The temperature robustness and radiation-hard properties of devices in the GeneSiC portfolio also allow these circuit elements to operate under extreme temperature and high radiation environments. The low on-state and switching losses of GeneSiC parts ensures much higher energy conversion efficiency, while offering a variety of features such as overload/short circuit protection, over-voltage protection, synchronization, over-temperature protection and the ability to run in parallel while providing low harmonic distortion, noise and EMI emissions.

How Does Silicon Carbide (SiC) Compare to Gallium Nitride (GaN)?

Compared to silicon that has a band-gap of 1.12 eV (electron-volts), GaN and SiC are compound semiconductors with band-gaps that are around three times higher at 3.39 eV and 3.26 eV respectively. This means that both can support higher voltages and higher frequencies, though there are a number of differences between the two technologies that impact how they work and where they are used.

Application design parameters for Si, GaN and SiC

One difference between GaN and SiC is speed in terms of electron mobility – how quickly electrons can move through the semiconductor material. At 2,000 cm²/Vs, GaN’s electron mobility is 30% faster than that of silicon, while SiC has an electron mobility of 650 cm²/Vs. These differences play a part in dictating the benefits that each technology offers a target application.

The higher electron mobility of GaN, for example, makes it much more suitable for high-performance, high-frequency applications, something that is further supported thanks to a very, very small percentage of the chip being actually consumed by the gate electrode. This ensures very low capacitance meaning it is easy to achieve higher frequencies (which is why GaN semiconductors are widely used in RF devices that switch in the gigahertz range).

SiC, on the other hand, with its higher thermal-conductivity and lower-frequency operation is more suited for higher-power applications including the higher-end voltages required in EVs and data centers, some solar-power designs, rail traction, wind turbines, grid distribution and industrial and medical imaging that do not always require high-frequency switching but do need higher-voltage operation and improved heat dissipation.

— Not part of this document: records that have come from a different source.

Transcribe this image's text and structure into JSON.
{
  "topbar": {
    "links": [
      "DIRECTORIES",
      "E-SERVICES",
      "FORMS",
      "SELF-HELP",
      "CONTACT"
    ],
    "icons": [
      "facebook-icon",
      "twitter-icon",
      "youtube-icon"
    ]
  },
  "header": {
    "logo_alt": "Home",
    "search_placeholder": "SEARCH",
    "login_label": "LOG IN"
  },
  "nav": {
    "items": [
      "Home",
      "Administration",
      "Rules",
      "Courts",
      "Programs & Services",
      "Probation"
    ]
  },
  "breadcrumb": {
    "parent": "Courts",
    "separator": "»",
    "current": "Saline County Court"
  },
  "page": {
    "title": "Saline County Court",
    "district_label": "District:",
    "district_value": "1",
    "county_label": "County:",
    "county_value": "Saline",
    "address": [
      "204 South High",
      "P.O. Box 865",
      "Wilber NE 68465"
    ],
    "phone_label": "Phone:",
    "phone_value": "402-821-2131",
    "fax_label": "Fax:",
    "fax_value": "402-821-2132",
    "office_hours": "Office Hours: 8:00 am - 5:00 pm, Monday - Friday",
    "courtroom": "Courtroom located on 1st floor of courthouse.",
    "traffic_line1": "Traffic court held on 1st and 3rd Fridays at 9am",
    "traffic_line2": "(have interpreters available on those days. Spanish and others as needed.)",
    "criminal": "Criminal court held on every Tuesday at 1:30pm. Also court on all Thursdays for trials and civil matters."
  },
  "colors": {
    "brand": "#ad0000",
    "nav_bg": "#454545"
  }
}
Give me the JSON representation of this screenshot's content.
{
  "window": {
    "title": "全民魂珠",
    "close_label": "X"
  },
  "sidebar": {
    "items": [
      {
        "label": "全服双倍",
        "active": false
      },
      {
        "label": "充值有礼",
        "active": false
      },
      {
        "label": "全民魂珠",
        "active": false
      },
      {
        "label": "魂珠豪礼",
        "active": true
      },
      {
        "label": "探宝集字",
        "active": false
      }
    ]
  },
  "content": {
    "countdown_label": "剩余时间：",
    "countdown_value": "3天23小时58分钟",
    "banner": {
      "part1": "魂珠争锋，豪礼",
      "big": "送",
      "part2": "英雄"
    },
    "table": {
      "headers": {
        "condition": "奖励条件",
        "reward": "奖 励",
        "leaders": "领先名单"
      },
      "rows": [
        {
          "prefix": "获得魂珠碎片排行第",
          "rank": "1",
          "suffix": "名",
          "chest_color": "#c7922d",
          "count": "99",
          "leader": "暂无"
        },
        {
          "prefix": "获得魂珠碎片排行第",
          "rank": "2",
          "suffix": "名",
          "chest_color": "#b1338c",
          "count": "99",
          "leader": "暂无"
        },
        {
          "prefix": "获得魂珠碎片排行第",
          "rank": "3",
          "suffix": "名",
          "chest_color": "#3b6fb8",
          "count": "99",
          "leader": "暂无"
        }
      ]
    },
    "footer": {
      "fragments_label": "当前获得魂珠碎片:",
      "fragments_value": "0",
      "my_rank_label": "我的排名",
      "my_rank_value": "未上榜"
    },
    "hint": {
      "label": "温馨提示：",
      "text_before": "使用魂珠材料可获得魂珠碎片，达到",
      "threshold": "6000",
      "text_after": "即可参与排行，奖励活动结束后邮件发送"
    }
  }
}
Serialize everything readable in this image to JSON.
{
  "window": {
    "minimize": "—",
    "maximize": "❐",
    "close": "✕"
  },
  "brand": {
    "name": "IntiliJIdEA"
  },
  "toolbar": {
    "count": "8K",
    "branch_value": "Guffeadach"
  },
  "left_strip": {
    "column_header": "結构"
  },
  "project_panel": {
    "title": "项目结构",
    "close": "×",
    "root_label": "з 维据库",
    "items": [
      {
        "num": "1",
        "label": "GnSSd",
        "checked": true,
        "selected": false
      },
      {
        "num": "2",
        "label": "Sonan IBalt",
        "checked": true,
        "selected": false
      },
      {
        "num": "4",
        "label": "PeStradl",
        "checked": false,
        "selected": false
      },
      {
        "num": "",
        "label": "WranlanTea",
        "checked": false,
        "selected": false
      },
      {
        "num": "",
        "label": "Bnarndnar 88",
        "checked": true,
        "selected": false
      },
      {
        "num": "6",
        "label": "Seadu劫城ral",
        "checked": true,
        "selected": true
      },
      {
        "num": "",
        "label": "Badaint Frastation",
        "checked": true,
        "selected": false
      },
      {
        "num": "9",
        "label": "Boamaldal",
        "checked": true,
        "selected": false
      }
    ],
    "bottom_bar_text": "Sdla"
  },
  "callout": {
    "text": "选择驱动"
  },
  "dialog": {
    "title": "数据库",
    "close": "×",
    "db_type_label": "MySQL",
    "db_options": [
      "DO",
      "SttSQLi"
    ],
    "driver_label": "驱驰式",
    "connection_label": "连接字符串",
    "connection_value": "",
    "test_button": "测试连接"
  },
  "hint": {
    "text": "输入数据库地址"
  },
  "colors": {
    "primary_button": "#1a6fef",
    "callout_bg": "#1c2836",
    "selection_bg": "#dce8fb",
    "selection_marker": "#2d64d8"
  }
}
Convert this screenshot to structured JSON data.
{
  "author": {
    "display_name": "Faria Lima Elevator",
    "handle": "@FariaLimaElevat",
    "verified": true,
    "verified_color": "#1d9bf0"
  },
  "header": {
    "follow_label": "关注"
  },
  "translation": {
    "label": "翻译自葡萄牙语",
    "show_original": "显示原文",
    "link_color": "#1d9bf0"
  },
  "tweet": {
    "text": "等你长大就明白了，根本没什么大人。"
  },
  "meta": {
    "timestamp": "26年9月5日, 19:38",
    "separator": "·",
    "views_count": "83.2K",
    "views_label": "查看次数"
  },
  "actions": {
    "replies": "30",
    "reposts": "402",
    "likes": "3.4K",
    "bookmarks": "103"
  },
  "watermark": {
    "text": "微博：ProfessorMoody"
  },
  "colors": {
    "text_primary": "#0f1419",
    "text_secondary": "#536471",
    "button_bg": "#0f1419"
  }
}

What is clear is that for power processing and fast charging, both GaN and SiC are superior materials to legacy silicon. 650V-rated GaN offers faster switching, integration, and lower costs, and is optimized for applications up to 20kW. The higher voltage and temperature properties of SiC make it optimal for devices over 1,000V and applications up to 20MW.